# [Problem requirements]
Return each line of the records holding the string "icon".

# [Dataset content]
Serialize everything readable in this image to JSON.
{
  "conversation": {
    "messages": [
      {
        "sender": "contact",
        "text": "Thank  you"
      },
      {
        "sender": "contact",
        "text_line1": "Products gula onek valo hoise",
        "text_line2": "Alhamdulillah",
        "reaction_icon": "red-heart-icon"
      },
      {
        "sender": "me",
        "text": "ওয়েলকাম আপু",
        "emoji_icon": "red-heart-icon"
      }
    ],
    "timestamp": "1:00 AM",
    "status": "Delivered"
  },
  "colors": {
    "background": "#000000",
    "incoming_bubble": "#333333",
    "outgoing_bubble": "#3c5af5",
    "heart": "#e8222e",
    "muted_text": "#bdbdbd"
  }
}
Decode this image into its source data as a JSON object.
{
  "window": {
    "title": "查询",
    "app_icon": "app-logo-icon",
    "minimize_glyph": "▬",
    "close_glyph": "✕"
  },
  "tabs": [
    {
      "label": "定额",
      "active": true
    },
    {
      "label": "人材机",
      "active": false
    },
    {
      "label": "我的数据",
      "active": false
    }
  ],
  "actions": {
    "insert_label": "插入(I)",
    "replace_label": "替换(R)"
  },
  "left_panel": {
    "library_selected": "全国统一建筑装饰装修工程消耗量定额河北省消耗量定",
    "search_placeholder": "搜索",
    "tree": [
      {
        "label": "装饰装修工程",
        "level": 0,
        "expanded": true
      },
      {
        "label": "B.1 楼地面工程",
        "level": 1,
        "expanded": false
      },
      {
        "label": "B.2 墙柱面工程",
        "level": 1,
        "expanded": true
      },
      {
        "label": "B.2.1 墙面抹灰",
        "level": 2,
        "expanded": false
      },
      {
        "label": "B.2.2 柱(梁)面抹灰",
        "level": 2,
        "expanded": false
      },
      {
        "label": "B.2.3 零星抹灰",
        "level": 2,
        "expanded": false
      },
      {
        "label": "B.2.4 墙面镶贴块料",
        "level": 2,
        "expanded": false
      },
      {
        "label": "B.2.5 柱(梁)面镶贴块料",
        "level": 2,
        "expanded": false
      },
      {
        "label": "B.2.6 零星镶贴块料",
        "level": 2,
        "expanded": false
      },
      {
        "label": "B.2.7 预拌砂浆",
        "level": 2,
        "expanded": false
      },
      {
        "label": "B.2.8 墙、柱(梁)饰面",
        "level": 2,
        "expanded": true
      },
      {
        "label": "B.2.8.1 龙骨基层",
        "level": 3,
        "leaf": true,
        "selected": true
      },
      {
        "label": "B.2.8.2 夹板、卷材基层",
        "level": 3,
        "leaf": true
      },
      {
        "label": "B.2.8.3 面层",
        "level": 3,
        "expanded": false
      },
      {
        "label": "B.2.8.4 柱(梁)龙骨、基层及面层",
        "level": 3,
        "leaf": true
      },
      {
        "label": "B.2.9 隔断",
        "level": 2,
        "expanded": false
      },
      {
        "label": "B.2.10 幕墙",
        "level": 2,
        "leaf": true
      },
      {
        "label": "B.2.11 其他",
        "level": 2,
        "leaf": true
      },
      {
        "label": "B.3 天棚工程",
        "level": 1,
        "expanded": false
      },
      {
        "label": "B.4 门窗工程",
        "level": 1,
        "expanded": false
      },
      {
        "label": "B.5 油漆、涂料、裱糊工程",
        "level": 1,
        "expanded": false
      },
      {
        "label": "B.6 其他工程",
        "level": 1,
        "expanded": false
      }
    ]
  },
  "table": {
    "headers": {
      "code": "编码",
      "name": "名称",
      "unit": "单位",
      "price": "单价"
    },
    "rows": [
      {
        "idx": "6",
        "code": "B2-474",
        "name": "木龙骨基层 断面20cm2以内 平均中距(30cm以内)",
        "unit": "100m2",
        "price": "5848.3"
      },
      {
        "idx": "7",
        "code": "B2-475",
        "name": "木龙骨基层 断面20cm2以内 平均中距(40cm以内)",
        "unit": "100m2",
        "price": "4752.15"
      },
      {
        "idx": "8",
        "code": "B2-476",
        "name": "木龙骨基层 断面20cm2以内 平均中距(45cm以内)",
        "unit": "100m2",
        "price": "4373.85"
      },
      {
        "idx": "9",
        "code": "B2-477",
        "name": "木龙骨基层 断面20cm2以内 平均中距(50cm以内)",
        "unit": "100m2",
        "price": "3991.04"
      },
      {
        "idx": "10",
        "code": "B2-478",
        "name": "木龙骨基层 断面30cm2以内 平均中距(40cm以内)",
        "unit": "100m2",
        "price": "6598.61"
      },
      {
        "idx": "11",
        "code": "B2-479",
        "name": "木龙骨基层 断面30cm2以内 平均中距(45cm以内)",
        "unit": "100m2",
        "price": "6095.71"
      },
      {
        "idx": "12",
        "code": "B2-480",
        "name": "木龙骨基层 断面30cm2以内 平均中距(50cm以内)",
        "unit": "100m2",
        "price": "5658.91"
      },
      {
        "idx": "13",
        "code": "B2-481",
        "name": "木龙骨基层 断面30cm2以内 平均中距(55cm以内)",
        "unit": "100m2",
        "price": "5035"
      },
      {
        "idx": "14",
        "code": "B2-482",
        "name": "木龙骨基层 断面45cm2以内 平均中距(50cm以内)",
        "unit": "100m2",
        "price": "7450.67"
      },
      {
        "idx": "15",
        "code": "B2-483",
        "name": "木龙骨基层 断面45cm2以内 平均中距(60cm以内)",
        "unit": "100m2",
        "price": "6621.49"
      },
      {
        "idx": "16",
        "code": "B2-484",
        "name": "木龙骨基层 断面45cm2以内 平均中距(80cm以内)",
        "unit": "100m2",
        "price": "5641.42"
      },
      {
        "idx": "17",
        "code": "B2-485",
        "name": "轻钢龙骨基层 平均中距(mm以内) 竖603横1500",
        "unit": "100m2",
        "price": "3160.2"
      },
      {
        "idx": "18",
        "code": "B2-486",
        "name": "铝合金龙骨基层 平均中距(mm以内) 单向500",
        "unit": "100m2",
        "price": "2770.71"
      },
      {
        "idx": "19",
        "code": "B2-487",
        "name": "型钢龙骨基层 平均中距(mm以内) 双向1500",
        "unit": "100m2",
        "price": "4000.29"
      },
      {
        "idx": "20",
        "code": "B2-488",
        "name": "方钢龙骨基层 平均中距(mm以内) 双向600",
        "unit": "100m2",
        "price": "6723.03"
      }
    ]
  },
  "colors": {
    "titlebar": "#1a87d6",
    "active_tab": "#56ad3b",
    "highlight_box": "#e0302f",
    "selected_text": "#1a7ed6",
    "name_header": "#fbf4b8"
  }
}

# [Task solution]
        "reaction_icon": "red-heart-icon"
        "emoji_icon": "red-heart-icon"
    "app_icon": "app-logo-icon",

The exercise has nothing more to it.